b. Launching Full-Scale Software
Once the user stories are accommodated, testing is completed, and the changes are iterated through – software is ready for launch. And, the following activities of sales & marketing should be planned for.
Maintenance, on the other hand, implies that the software should be updated from time to time. Such updates should fix bugs and integrate new technologies to stay relevant and valuable.
The developers’ responsibility should be to maintain a minimal amount of cruft, i.e., the unwanted parts of the code that add to its complexity. The lesser is the cruft – the easier it is to maintain the software through its lifetime.
The various types of maintenance include:
a. Corrective Maintenance
Corrective maintenance means that the existing bugs are removed from the software to improve its performance. These errors come to light, generally, through user reviews. This type of maintenance requires the development team to run the coding and testing activities over time-boxed sprints.
b. Perfective Maintenance
New user stories keep evolving from time to time. And, to stay relevant and valuable, the software needs to be updated to accommodate these changes. This is perfective maintenance, which again requires the development team to iterate through the time-boxed spring cycles to ensure quality delivery.
A predetermined software development process is imperative to create software that would end up being a product-market fit. Building software is a journey with various milestones over an A to B journey.
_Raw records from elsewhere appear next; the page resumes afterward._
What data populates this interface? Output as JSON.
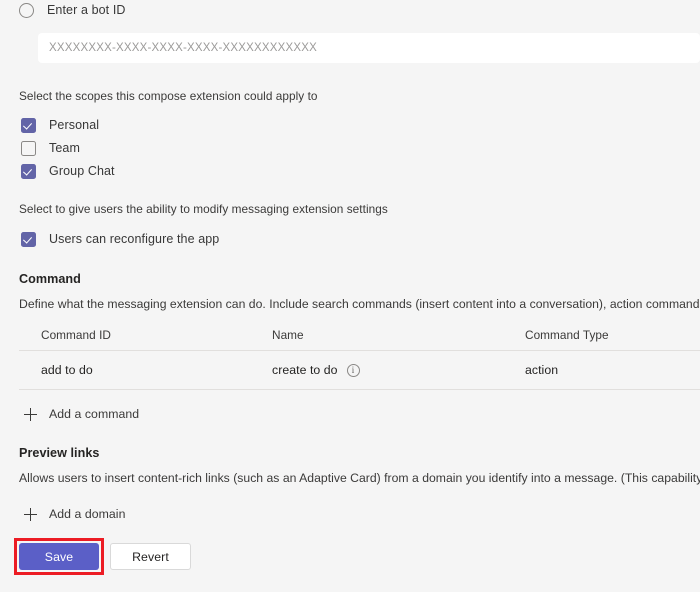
{
  "bot_id_section": {
    "radio_label": "Enter a bot ID",
    "radio_checked": false,
    "input_placeholder": "XXXXXXXX-XXXX-XXXX-XXXX-XXXXXXXXXXXX",
    "input_value": ""
  },
  "scopes_section": {
    "label": "Select the scopes this compose extension could apply to",
    "items": [
      {
        "label": "Personal",
        "checked": true
      },
      {
        "label": "Team",
        "checked": false
      },
      {
        "label": "Group Chat",
        "checked": true
      }
    ]
  },
  "reconfigure_section": {
    "label": "Select to give users the ability to modify messaging extension settings",
    "items": [
      {
        "label": "Users can reconfigure the app",
        "checked": true
      }
    ]
  },
  "command_section": {
    "heading": "Command",
    "description": "Define what the messaging extension can do. Include search commands (insert content into a conversation), action commands (a",
    "columns": [
      "Command ID",
      "Name",
      "Command Type"
    ],
    "rows": [
      {
        "command_id": "add to do",
        "name": "create to do",
        "name_info_icon": "info-icon",
        "command_type": "action"
      }
    ],
    "add_command_label": "Add a command"
  },
  "preview_links_section": {
    "heading": "Preview links",
    "description": "Allows users to insert content-rich links (such as an Adaptive Card) from a domain you identify into a message. (This capability is",
    "add_domain_label": "Add a domain"
  },
  "footer": {
    "save_label": "Save",
    "revert_label": "Revert"
  },
  "colors": {
    "accent_purple": "#6264a7",
    "save_button": "#5b5fc7",
    "highlight_red": "#ec1c24",
    "page_background": "#f5f5f5",
    "divider": "#e1dfdd"
  }
}
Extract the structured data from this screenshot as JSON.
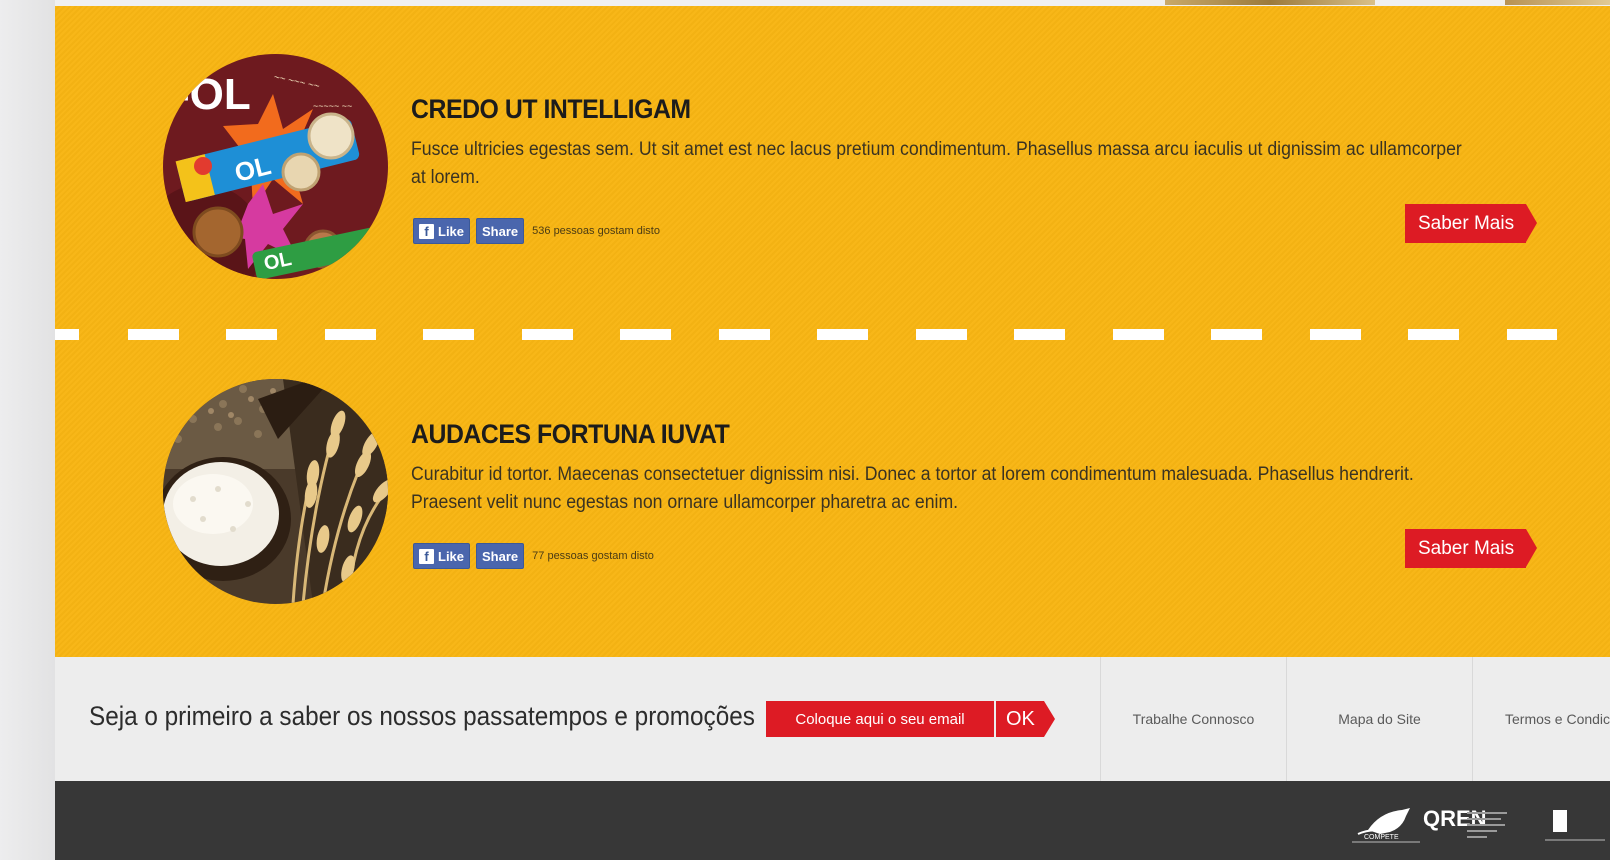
{
  "products": [
    {
      "title": "CREDO UT INTELLIGAM",
      "description": "Fusce ultricies egestas sem. Ut sit amet est nec lacus pretium condimentum. Phasellus massa arcu iaculis ut dignissim ac ullamcorper at lorem.",
      "like_label": "Like",
      "share_label": "Share",
      "likes_text": "536 pessoas gostam disto",
      "cta_label": "Saber Mais",
      "image": "cookie-biscuit-packages"
    },
    {
      "title": "AUDACES FORTUNA IUVAT",
      "description": "Curabitur id tortor. Maecenas consectetuer dignissim nisi. Donec a tortor at lorem condimentum malesuada. Phasellus hendrerit. Praesent velit nunc egestas non ornare ullamcorper pharetra ac enim.",
      "like_label": "Like",
      "share_label": "Share",
      "likes_text": "77 pessoas gostam disto",
      "cta_label": "Saber Mais",
      "image": "flour-scoop-and-wheat"
    }
  ],
  "newsletter": {
    "text": "Seja o primeiro a saber os nossos passatempos e promoções",
    "email_placeholder": "Coloque aqui o seu email",
    "submit_label": "OK"
  },
  "footer_links": [
    "Trabalhe Connosco",
    "Mapa do Site",
    "Termos e Condic"
  ],
  "footer_logos": [
    "COMPETE",
    "QREN",
    ""
  ],
  "colors": {
    "accent_yellow": "#f8b513",
    "cta_red": "#dd1b24",
    "facebook_blue": "#4a66ad",
    "footer_dark": "#373737",
    "bar_light": "#ededed"
  }
}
Winning organizations tackle the challenges of the software development process and embrace change at a holistic level. The process starts with requirement analysis, design, coding, testing, deployment, and maintenance. But, it is collaboration and cross-functional setup that ensures software success down the line.
The overall idea is to meet customer expectations by addressing the deficiencies in the software development process.